The miniseries Requiem premieres March 23rd on Netflix.
By Greg Wheeler
Following the recent success of Channel Zero and The Exorcist, the horror genre has enjoyed a resurgence on TV in recent years. So, when BBC recently announced the arrival of a new horror thriller involving the supernatural, the idea certainly piqued interest. For a company specializing in crime dramas and murder mysteries, on the surface Requiem seems like a bold, new direction for the company. With six episodes at an hour each, there’s enough time given to flesh out the characters and for the first 15/20 minutes there’s a lot of good work done to set the chilling tone, even if it is a little cliché riddled at times. Unfortunately, Requiem shrugs off its horror shackles after the first episode and instead embraces a murder mystery angle spanning the duration of the show. There’s little in the way of horror here and although the mystery itself is gripping enough to sustain your attention, there’s nothing particularly original that hasn’t been done more effectively elsewhere. For a show bragging to be the scariest BBC have ever produced, there’s a real lack of horror for most of the series.
The first five minutes open much like other horror shows, with an introduction into the supernatural elements and an untimely demise for a poor individual caught up in the whirlwind of spirits haunting the property. From here, the story cuts to our main protagonist, Cello star Matilda Gray (Lydia Wilson). When her mother commits suicide in front of her, Matilda wonders whether this is linked to the disappearance of a little girl from a Welsh village in 1994. We get our answer at the end of the first episode in a questionable reveal that destroys most of the momentum going into this.
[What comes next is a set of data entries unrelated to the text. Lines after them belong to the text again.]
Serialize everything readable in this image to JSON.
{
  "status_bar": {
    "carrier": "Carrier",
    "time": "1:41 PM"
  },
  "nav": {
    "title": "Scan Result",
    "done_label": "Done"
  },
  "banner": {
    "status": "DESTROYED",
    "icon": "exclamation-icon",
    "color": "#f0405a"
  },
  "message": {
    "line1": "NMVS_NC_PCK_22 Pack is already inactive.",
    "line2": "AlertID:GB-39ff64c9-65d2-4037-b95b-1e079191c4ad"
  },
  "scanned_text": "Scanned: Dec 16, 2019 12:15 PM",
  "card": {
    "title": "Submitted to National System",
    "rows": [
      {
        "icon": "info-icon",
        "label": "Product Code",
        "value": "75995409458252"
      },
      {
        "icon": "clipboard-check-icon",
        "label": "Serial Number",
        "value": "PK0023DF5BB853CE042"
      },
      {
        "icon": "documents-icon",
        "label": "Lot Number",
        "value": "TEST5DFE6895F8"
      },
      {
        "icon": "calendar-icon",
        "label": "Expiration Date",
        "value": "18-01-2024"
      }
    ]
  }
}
As the series progresses we learn exactly what happened to the little girl Carys and more about this Welsh town as Matilda and her friend Hal (Joel Fry) stay at the same house we see at the beginning of the first episode, uncovering the mystery surrounding the property.
Whilst the mystery itself is okay, there’s a profound lack of horror throughout the show. There are moments scattered through the six episodes used to remind you this is still technically a horror, but these moments are so sporadically placed and infrequent they lose their effectiveness. Whilst this might sound odd considering less is sometimes more when it comes to horror, the scares feel like a cheap tactic when many of the latter episodes lose the aura of dread and tension evident in the first episode. There’s certainly moments that stand out though; one particular scene showing Matilda in the shower is genuinely unnerving and a few of the dream sequences have some disturbing imagery but most of the series is swallowed up by the mystery that isn’t gripping enough to carry the show through its six-hour run time.
If you can go into Requiem and ignore the critics calling this the “scariest TV show ever”, you may well find some enjoyment here. Requiem is a far cry from the high standard set by other horror shows including The Exorcist, Channel Zero and even Fear the Walking Dead’s latest season. The acting is stellar throughout though and if there’s one thing BBC dramas excel at it’s this. The mystery is well paced for the most part although the questionable reveal at the end of the first episode does halt a lot of the momentum the show had going for it until that moment. Coupled with a profound lack of scares, Requiem is best enjoyed as the show it should have been marketed as – a murder mystery with a hint of the supernatural.
Requiem is not scary, nor is it particularly great, but there’s enough here to pique interest and carry you through to the final scenes even if the ride to get there, isn’t quite as gripping as it should be.